> _Task_
All of the data below is to be repeated exactly, except for the pictures.

:: Records for this task

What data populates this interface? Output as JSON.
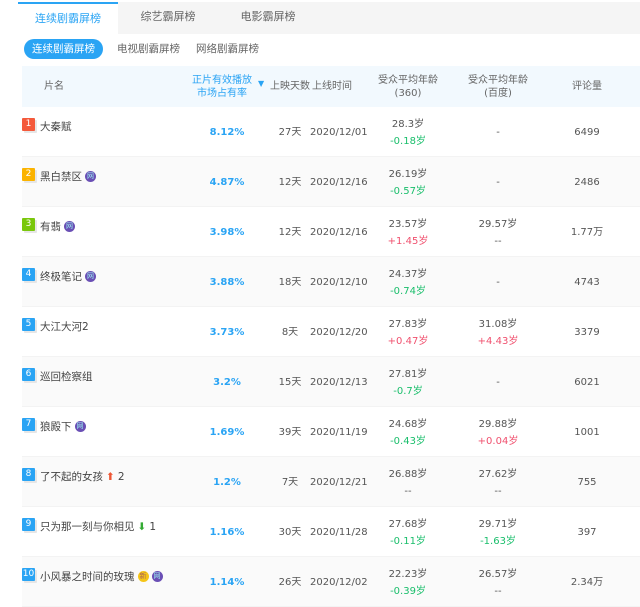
{
  "tabs": [
    "连续剧霸屏榜",
    "综艺霸屏榜",
    "电影霸屏榜"
  ],
  "subtabs": [
    "连续剧霸屏榜",
    "电视剧霸屏榜",
    "网络剧霸屏榜"
  ],
  "headers": {
    "name": "片名",
    "share1": "正片有效播放",
    "share2": "市场占有率",
    "days": "上映天数",
    "date": "上线时间",
    "age360_1": "受众平均年龄",
    "age360_2": "(360)",
    "agebd_1": "受众平均年龄",
    "agebd_2": "(百度)",
    "comments": "评论量"
  },
  "badge_colors": [
    "#f4593b",
    "#fbb300",
    "#7ac70c",
    "#2aa4f4"
  ],
  "rows": [
    {
      "rank": "1",
      "name": "大秦赋",
      "tags": [],
      "trend": "",
      "share": "8.12%",
      "days": "27天",
      "date": "2020/12/01",
      "age360": "28.3岁",
      "d360": "-0.18岁",
      "agebd": "-",
      "dbd": "",
      "comments": "6499"
    },
    {
      "rank": "2",
      "name": "黑白禁区",
      "tags": [
        "网"
      ],
      "trend": "",
      "share": "4.87%",
      "days": "12天",
      "date": "2020/12/16",
      "age360": "26.19岁",
      "d360": "-0.57岁",
      "agebd": "-",
      "dbd": "",
      "comments": "2486"
    },
    {
      "rank": "3",
      "name": "有翡",
      "tags": [
        "网"
      ],
      "trend": "",
      "share": "3.98%",
      "days": "12天",
      "date": "2020/12/16",
      "age360": "23.57岁",
      "d360": "+1.45岁",
      "agebd": "29.57岁",
      "dbd": "--",
      "comments": "1.77万"
    },
    {
      "rank": "4",
      "name": "终极笔记",
      "tags": [
        "网"
      ],
      "trend": "",
      "share": "3.88%",
      "days": "18天",
      "date": "2020/12/10",
      "age360": "24.37岁",
      "d360": "-0.74岁",
      "agebd": "-",
      "dbd": "",
      "comments": "4743"
    },
    {
      "rank": "5",
      "name": "大江大河2",
      "tags": [],
      "trend": "",
      "share": "3.73%",
      "days": "8天",
      "date": "2020/12/20",
      "age360": "27.83岁",
      "d360": "+0.47岁",
      "agebd": "31.08岁",
      "dbd": "+4.43岁",
      "comments": "3379"
    },
    {
      "rank": "6",
      "name": "巡回检察组",
      "tags": [],
      "trend": "",
      "share": "3.2%",
      "days": "15天",
      "date": "2020/12/13",
      "age360": "27.81岁",
      "d360": "-0.7岁",
      "agebd": "-",
      "dbd": "",
      "comments": "6021"
    },
    {
      "rank": "7",
      "name": "狼殿下",
      "tags": [
        "网"
      ],
      "trend": "",
      "share": "1.69%",
      "days": "39天",
      "date": "2020/11/19",
      "age360": "24.68岁",
      "d360": "-0.43岁",
      "agebd": "29.88岁",
      "dbd": "+0.04岁",
      "comments": "1001"
    },
    {
      "rank": "8",
      "name": "了不起的女孩",
      "tags": [],
      "trend": "up",
      "trendval": "2",
      "share": "1.2%",
      "days": "7天",
      "date": "2020/12/21",
      "age360": "26.88岁",
      "d360": "--",
      "agebd": "27.62岁",
      "dbd": "--",
      "comments": "755"
    },
    {
      "rank": "9",
      "name": "只为那一刻与你相见",
      "tags": [],
      "trend": "down",
      "trendval": "1",
      "share": "1.16%",
      "days": "30天",
      "date": "2020/11/28",
      "age360": "27.68岁",
      "d360": "-0.11岁",
      "agebd": "29.71岁",
      "dbd": "-1.63岁",
      "comments": "397"
    },
    {
      "rank": "10",
      "name": "小风暴之时间的玫瑰",
      "tags": [
        "新",
        "网"
      ],
      "trend": "",
      "share": "1.14%",
      "days": "26天",
      "date": "2020/12/02",
      "age360": "22.23岁",
      "d360": "-0.39岁",
      "agebd": "26.57岁",
      "dbd": "--",
      "comments": "2.34万"
    }
  ]
}
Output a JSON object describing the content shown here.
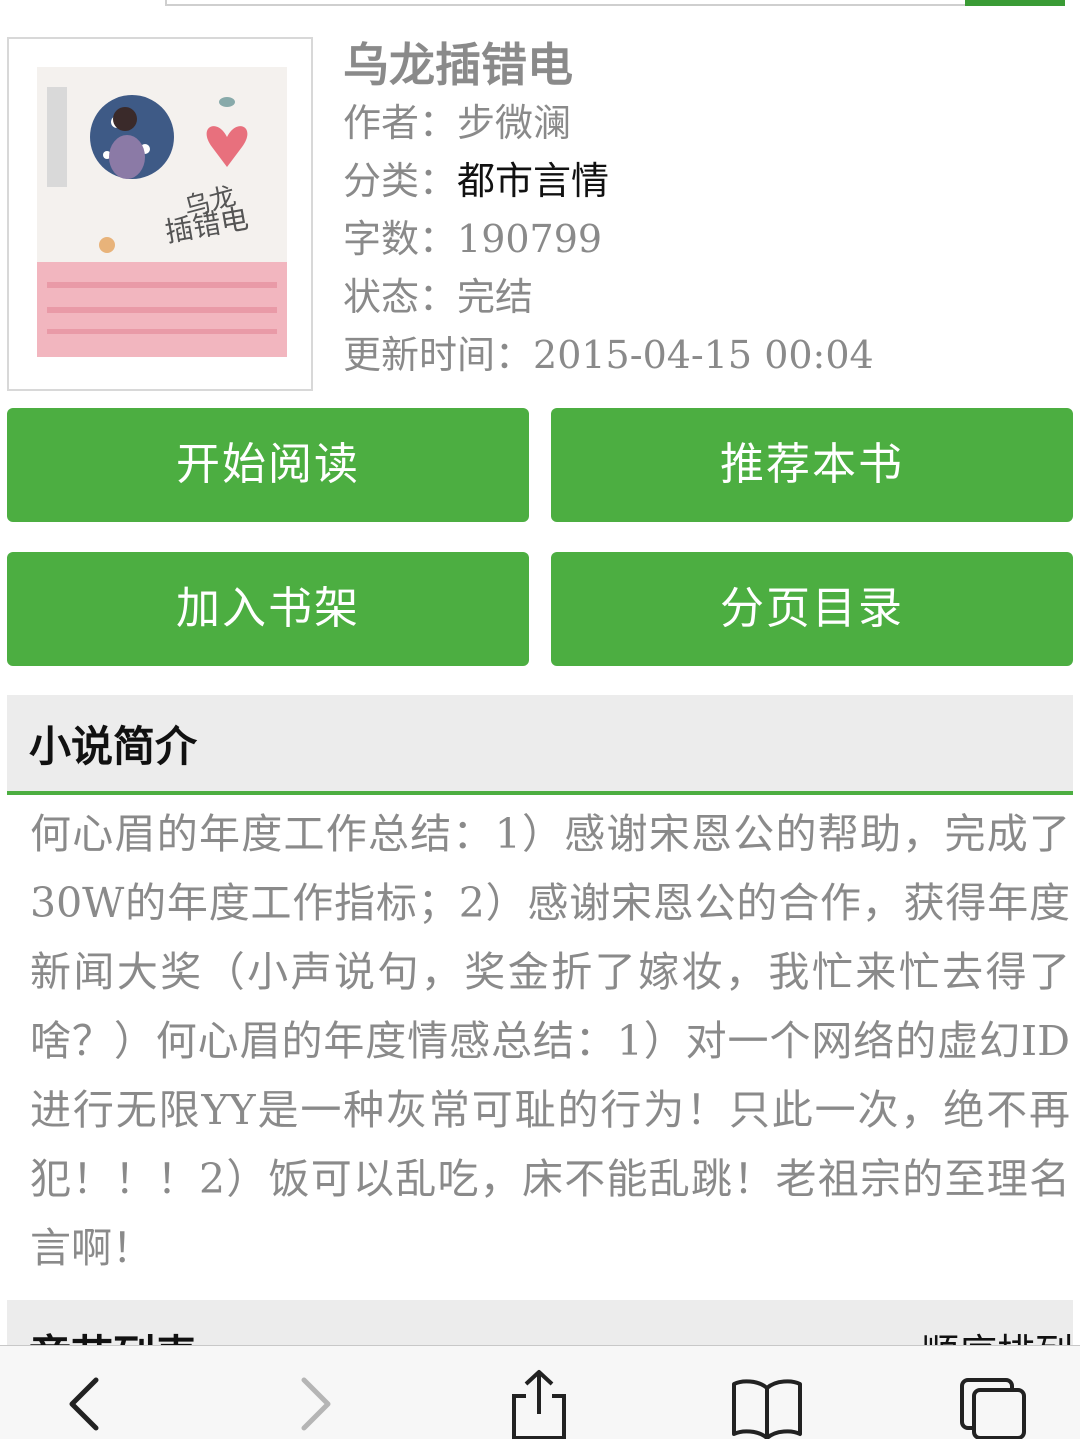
{
  "book": {
    "title": "乌龙插错电",
    "author_label": "作者：",
    "author": "步微澜",
    "category_label": "分类：",
    "category": "都市言情",
    "words_label": "字数：",
    "words": "190799",
    "status_label": "状态：",
    "status": "完结",
    "updated_label": "更新时间：",
    "updated": "2015-04-15 00:04",
    "cover_alt": "乌龙插错电"
  },
  "actions": {
    "start_reading": "开始阅读",
    "recommend": "推荐本书",
    "add_shelf": "加入书架",
    "paged_toc": "分页目录"
  },
  "intro": {
    "heading": "小说简介",
    "text": "何心眉的年度工作总结：1）感谢宋恩公的帮助，完成了30W的年度工作指标；2）感谢宋恩公的合作，获得年度新闻大奖（小声说句，奖金折了嫁妆，我忙来忙去得了啥？）何心眉的年度情感总结：1）对一个网络的虚幻ID进行无限YY是一种灰常可耻的行为！只此一次，绝不再犯！！！2）饭可以乱吃，床不能乱跳！老祖宗的至理名言啊！"
  },
  "chapters": {
    "heading": "章节列表",
    "sort_label": "顺序排列"
  },
  "colors": {
    "accent": "#4cae41",
    "muted_text": "#8a8a8a",
    "section_bg": "#ececec"
  },
  "browser_toolbar": [
    "back-icon",
    "forward-icon",
    "share-icon",
    "bookmarks-icon",
    "tabs-icon"
  ]
}
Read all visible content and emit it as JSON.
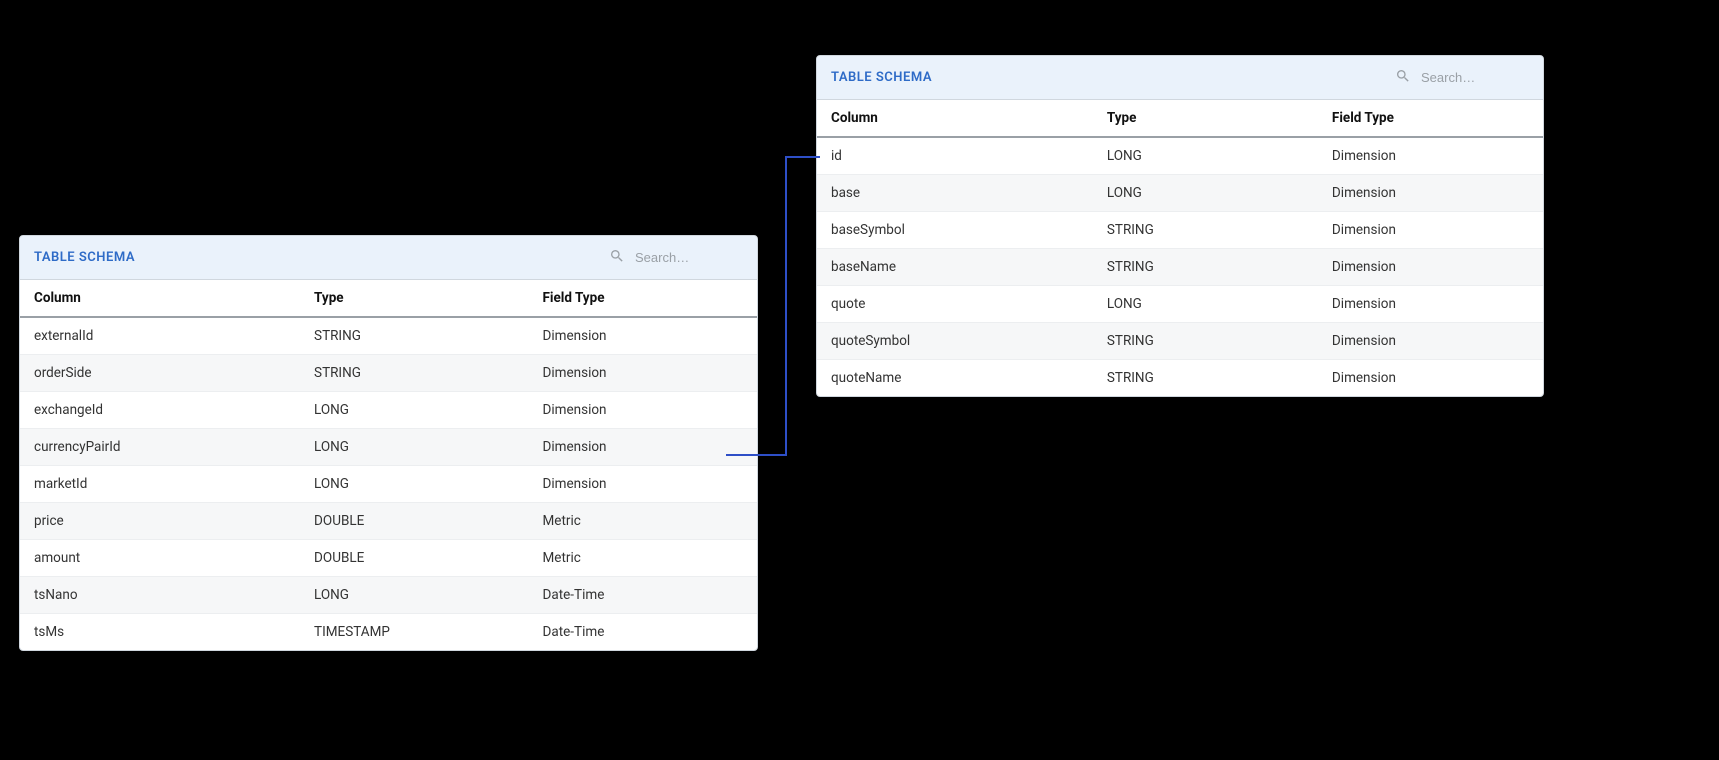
{
  "left": {
    "title": "TABLE SCHEMA",
    "search_placeholder": "Search…",
    "headers": {
      "col": "Column",
      "type": "Type",
      "fieldType": "Field Type"
    },
    "rows": [
      {
        "col": "externalId",
        "type": "STRING",
        "fieldType": "Dimension"
      },
      {
        "col": "orderSide",
        "type": "STRING",
        "fieldType": "Dimension"
      },
      {
        "col": "exchangeId",
        "type": "LONG",
        "fieldType": "Dimension"
      },
      {
        "col": "currencyPairId",
        "type": "LONG",
        "fieldType": "Dimension"
      },
      {
        "col": "marketId",
        "type": "LONG",
        "fieldType": "Dimension"
      },
      {
        "col": "price",
        "type": "DOUBLE",
        "fieldType": "Metric"
      },
      {
        "col": "amount",
        "type": "DOUBLE",
        "fieldType": "Metric"
      },
      {
        "col": "tsNano",
        "type": "LONG",
        "fieldType": "Date-Time"
      },
      {
        "col": "tsMs",
        "type": "TIMESTAMP",
        "fieldType": "Date-Time"
      }
    ]
  },
  "right": {
    "title": "TABLE SCHEMA",
    "search_placeholder": "Search…",
    "headers": {
      "col": "Column",
      "type": "Type",
      "fieldType": "Field Type"
    },
    "rows": [
      {
        "col": "id",
        "type": "LONG",
        "fieldType": "Dimension"
      },
      {
        "col": "base",
        "type": "LONG",
        "fieldType": "Dimension"
      },
      {
        "col": "baseSymbol",
        "type": "STRING",
        "fieldType": "Dimension"
      },
      {
        "col": "baseName",
        "type": "STRING",
        "fieldType": "Dimension"
      },
      {
        "col": "quote",
        "type": "LONG",
        "fieldType": "Dimension"
      },
      {
        "col": "quoteSymbol",
        "type": "STRING",
        "fieldType": "Dimension"
      },
      {
        "col": "quoteName",
        "type": "STRING",
        "fieldType": "Dimension"
      }
    ]
  }
}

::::

> _Exercise solution_
What data populates this interface? Output as JSON.
{
  "tabs": [
    "连续剧霸屏榜",
    "综艺霸屏榜",
    "电影霸屏榜"
  ],
  "subtabs": [
    "连续剧霸屏榜",
    "电视剧霸屏榜",
    "网络剧霸屏榜"
  ],
  "headers": {
    "name": "片名",
    "share1": "正片有效播放",
    "share2": "市场占有率",
    "days": "上映天数",
    "date": "上线时间",
    "age360_1": "受众平均年龄",
    "age360_2": "(360)",
    "agebd_1": "受众平均年龄",
    "agebd_2": "(百度)",
    "comments": "评论量"
  },
  "badge_colors": [
    "#f4593b",
    "#fbb300",
    "#7ac70c",
    "#2aa4f4"
  ],
  "rows": [
    {
      "rank": "1",
      "name": "大秦赋",
      "tags": [],
      "trend": "",
      "share": "8.12%",
      "days": "27天",
      "date": "2020/12/01",
      "age360": "28.3岁",
      "d360": "-0.18岁",
      "agebd": "-",
      "dbd": "",
      "comments": "6499"
    },
    {
      "rank": "2",
      "name": "黑白禁区",
      "tags": [
        "网"
      ],
      "trend": "",
      "share": "4.87%",
      "days": "12天",
      "date": "2020/12/16",
      "age360": "26.19岁",
      "d360": "-0.57岁",
      "agebd": "-",
      "dbd": "",
      "comments": "2486"
    },
    {
      "rank": "3",
      "name": "有翡",
      "tags": [
        "网"
      ],
      "trend": "",
      "share": "3.98%",
      "days": "12天",
      "date": "2020/12/16",
      "age360": "23.57岁",
      "d360": "+1.45岁",
      "agebd": "29.57岁",
      "dbd": "--",
      "comments": "1.77万"
    },
    {
      "rank": "4",
      "name": "终极笔记",
      "tags": [
        "网"
      ],
      "trend": "",
      "share": "3.88%",
      "days": "18天",
      "date": "2020/12/10",
      "age360": "24.37岁",
      "d360": "-0.74岁",
      "agebd": "-",
      "dbd": "",
      "comments": "4743"
    },
    {
      "rank": "5",
      "name": "大江大河2",
      "tags": [],
      "trend": "",
      "share": "3.73%",
      "days": "8天",
      "date": "2020/12/20",
      "age360": "27.83岁",
      "d360": "+0.47岁",
      "agebd": "31.08岁",
      "dbd": "+4.43岁",
      "comments": "3379"
    },
    {
      "rank": "6",
      "name": "巡回检察组",
      "tags": [],
      "trend": "",
      "share": "3.2%",
      "days": "15天",
      "date": "2020/12/13",
      "age360": "27.81岁",
      "d360": "-0.7岁",
      "agebd": "-",
      "dbd": "",
      "comments": "6021"
    },
    {
      "rank": "7",
      "name": "狼殿下",
      "tags": [
        "网"
      ],
      "trend": "",
      "share": "1.69%",
      "days": "39天",
      "date": "2020/11/19",
      "age360": "24.68岁",
      "d360": "-0.43岁",
      "agebd": "29.88岁",
      "dbd": "+0.04岁",
      "comments": "1001"
    },
    {
      "rank": "8",
      "name": "了不起的女孩",
      "tags": [],
      "trend": "up",
      "trendval": "2",
      "share": "1.2%",
      "days": "7天",
      "date": "2020/12/21",
      "age360": "26.88岁",
      "d360": "--",
      "agebd": "27.62岁",
      "dbd": "--",
      "comments": "755"
    },
    {
      "rank": "9",
      "name": "只为那一刻与你相见",
      "tags": [],
      "trend": "down",
      "trendval": "1",
      "share": "1.16%",
      "days": "30天",
      "date": "2020/11/28",
      "age360": "27.68岁",
      "d360": "-0.11岁",
      "agebd": "29.71岁",
      "dbd": "-1.63岁",
      "comments": "397"
    },
    {
      "rank": "10",
      "name": "小风暴之时间的玫瑰",
      "tags": [
        "新",
        "网"
      ],
      "trend": "",
      "share": "1.14%",
      "days": "26天",
      "date": "2020/12/02",
      "age360": "22.23岁",
      "d360": "-0.39岁",
      "agebd": "26.57岁",
      "dbd": "--",
      "comments": "2.34万"
    }
  ]
}
Output a JSON object describing the content shown here.
{
  "book": {
    "title": "乌龙插错电",
    "author_label": "作者：",
    "author": "步微澜",
    "category_label": "分类：",
    "category": "都市言情",
    "words_label": "字数：",
    "words": "190799",
    "status_label": "状态：",
    "status": "完结",
    "updated_label": "更新时间：",
    "updated": "2015-04-15 00:04",
    "cover_alt": "乌龙插错电"
  },
  "actions": {
    "start_reading": "开始阅读",
    "recommend": "推荐本书",
    "add_shelf": "加入书架",
    "paged_toc": "分页目录"
  },
  "intro": {
    "heading": "小说简介",
    "text": "何心眉的年度工作总结：1）感谢宋恩公的帮助，完成了30W的年度工作指标；2）感谢宋恩公的合作，获得年度新闻大奖（小声说句，奖金折了嫁妆，我忙来忙去得了啥？）何心眉的年度情感总结：1）对一个网络的虚幻ID进行无限YY是一种灰常可耻的行为！只此一次，绝不再犯！！！2）饭可以乱吃，床不能乱跳！老祖宗的至理名言啊！"
  },
  "chapters": {
    "heading": "章节列表",
    "sort_label": "顺序排列"
  },
  "colors": {
    "accent": "#4cae41",
    "muted_text": "#8a8a8a",
    "section_bg": "#ececec"
  },
  "browser_toolbar": [
    "back-icon",
    "forward-icon",
    "share-icon",
    "bookmarks-icon",
    "tabs-icon"
  ]
}
Read all visible content and emit it as JSON.
{
  "left": {
    "title": "TABLE SCHEMA",
    "search_placeholder": "Search…",
    "headers": {
      "col": "Column",
      "type": "Type",
      "fieldType": "Field Type"
    },
    "rows": [
      {
        "col": "externalId",
        "type": "STRING",
        "fieldType": "Dimension"
      },
      {
        "col": "orderSide",
        "type": "STRING",
        "fieldType": "Dimension"
      },
      {
        "col": "exchangeId",
        "type": "LONG",
        "fieldType": "Dimension"
      },
      {
        "col": "currencyPairId",
        "type": "LONG",
        "fieldType": "Dimension"
      },
      {
        "col": "marketId",
        "type": "LONG",
        "fieldType": "Dimension"
      },
      {
        "col": "price",
        "type": "DOUBLE",
        "fieldType": "Metric"
      },
      {
        "col": "amount",
        "type": "DOUBLE",
        "fieldType": "Metric"
      },
      {
        "col": "tsNano",
        "type": "LONG",
        "fieldType": "Date-Time"
      },
      {
        "col": "tsMs",
        "type": "TIMESTAMP",
        "fieldType": "Date-Time"
      }
    ]
  },
  "right": {
    "title": "TABLE SCHEMA",
    "search_placeholder": "Search…",
    "headers": {
      "col": "Column",
      "type": "Type",
      "fieldType": "Field Type"
    },
    "rows": [
      {
        "col": "id",
        "type": "LONG",
        "fieldType": "Dimension"
      },
      {
        "col": "base",
        "type": "LONG",
        "fieldType": "Dimension"
      },
      {
        "col": "baseSymbol",
        "type": "STRING",
        "fieldType": "Dimension"
      },
      {
        "col": "baseName",
        "type": "STRING",
        "fieldType": "Dimension"
      },
      {
        "col": "quote",
        "type": "LONG",
        "fieldType": "Dimension"
      },
      {
        "col": "quoteSymbol",
        "type": "STRING",
        "fieldType": "Dimension"
      },
      {
        "col": "quoteName",
        "type": "STRING",
        "fieldType": "Dimension"
      }
    ]
  }
}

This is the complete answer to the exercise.